With the sun rising, and the blue, cloudless sky, one can imagine the fluffy man asking for rain.
We found other formations — like the white grand table that sits right smack in the middle of the dried up wadi — and we recognised that to provide more life to this place, authorities should look into the potential of these attractions.

Pick your own watering hole
One of the driving forces why tourists continue to discover Wadi Shab may be attributed to the world series cliff diving competition held in this quite remote wadi in the Al Sharqiyah region.
A quick search on the Internet about Wadi Shab will yield videos of the suspenseful activities held there that were attended by international professional cliff diving masters. From the video, Wadi Shab looked inviting and with hundreds of people, it looked exceptionally fun.
But other than the popular cliff diving site, there are many other smaller pools for people to enjoy depending on the level of safety.
On a hot, Eid holiday, we passed through around 10 spots we found good for swimming. Some were not ideal because they gave out muddy, pungent smell while others were too deep for children to frolic.
All in all, we tested four watering holes. The first one became the go-to spot and the farthest. It was about 40-minute walk and under the sweltering sun, can be a painful destination for children. But its long stretch of waterway gives variety of swimming experience — drowning included.
At noon during our visit, this area is jam-packed which is why it was understandable that parents with children, opted for the nearer and shallower spots.

The fish spa experience
This is apparently something not many discovered yet. In fact, I would claim that our group might be the first one to truly try out the fish spa experience Wadi Shab offers.
At the moment, it’s free.
From the drop off point and after a 10-minute walk, two smaller pools welcome you. The water is crystal clear while several huge rocks sit right at the middle of the larger pool. The larger pool, to my estimate, can accommodate about 15 people with a little leg room to swim around without bumping into each other.
Since we brought along with us swimming googles, we discovered that the pool was home to a school of fish. And they are the kinds that love to snip into your dead skin.
We discovered the secret of the fish pool by accident. After 10 minutes of lounging in the water, one of our group member shrieked. She said something nibbled on her feet. It was followed by another loud shrieked and a giggly laugh.
There were six of us dipped in the water. We told everyone not to move and the fish began working.
With the dead skin now softened by the water, the fish came in droves.
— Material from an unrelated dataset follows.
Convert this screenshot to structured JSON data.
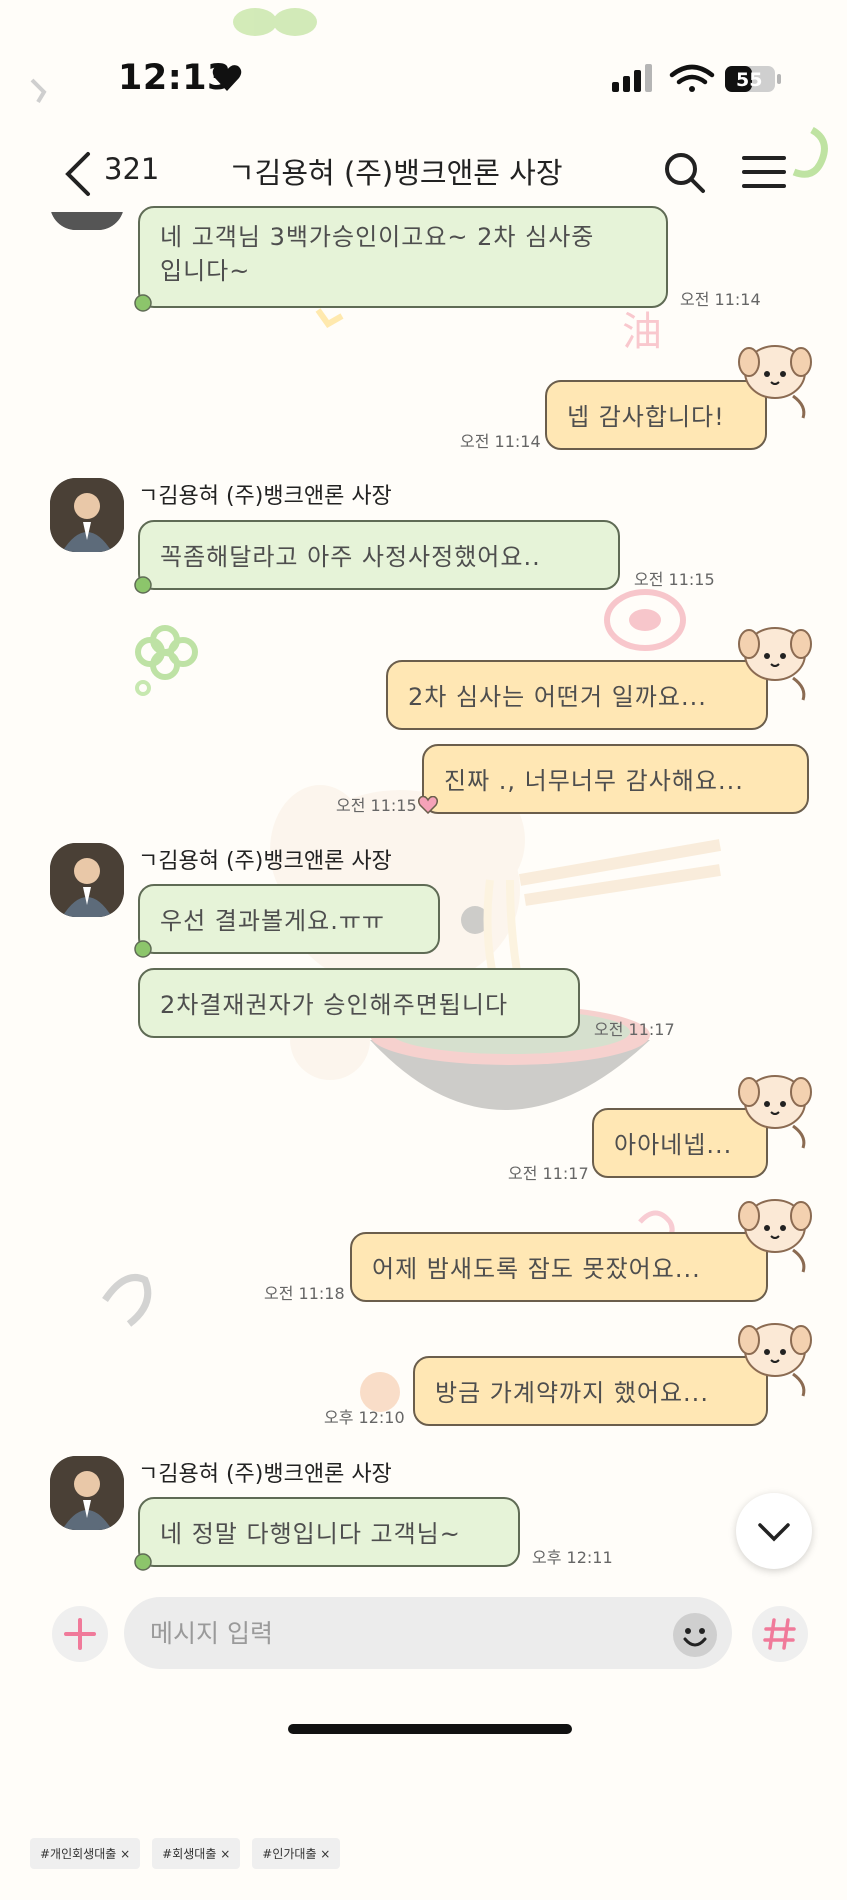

And for what seemed to be 30-minutes, they snip and nibbled while we were happy of the discovery.
As more tourists flood in and walk towards the farthest corner of the Wadi Shab, many passersby looked at us confused.
All in all, for us, it was the best spot in all of Wadi Shab.

Safety, cleaning measures needed
Wadi Shab today is far from shabby.
It is a destination full of different activities and attractions. But we noted two incidents where people almost drowned while swimming.
What some people didn’t realise is that the pools of Wadi Shab are not like your regular swimming pools. Many of the swimming areas vary in depth and it is for lack of knowledge why near-drowning incidents happened.
Although there are plenty of reminders everywhere to take precaution while swimming or exploring the area, they were mostly written in Arabic. An English translation would be a welcome clarification to what people should remember.
It is also saddening to see that garbage is just thrown everywhere. A cave near the main swimming area became home to plastic bottles and paper wrappers and I doubt somebody will ever come to clean after them.
Wadi Shab holds many potentials for development. For sure, it will continue to receive hundreds of visitors in the coming months. I just hope that travelers and tourists will be responsible enough and clean after themselves.
With tourism becoming a significant contributor into Oman’s economy, it is wise to protect and preserve the destinations that people truly love.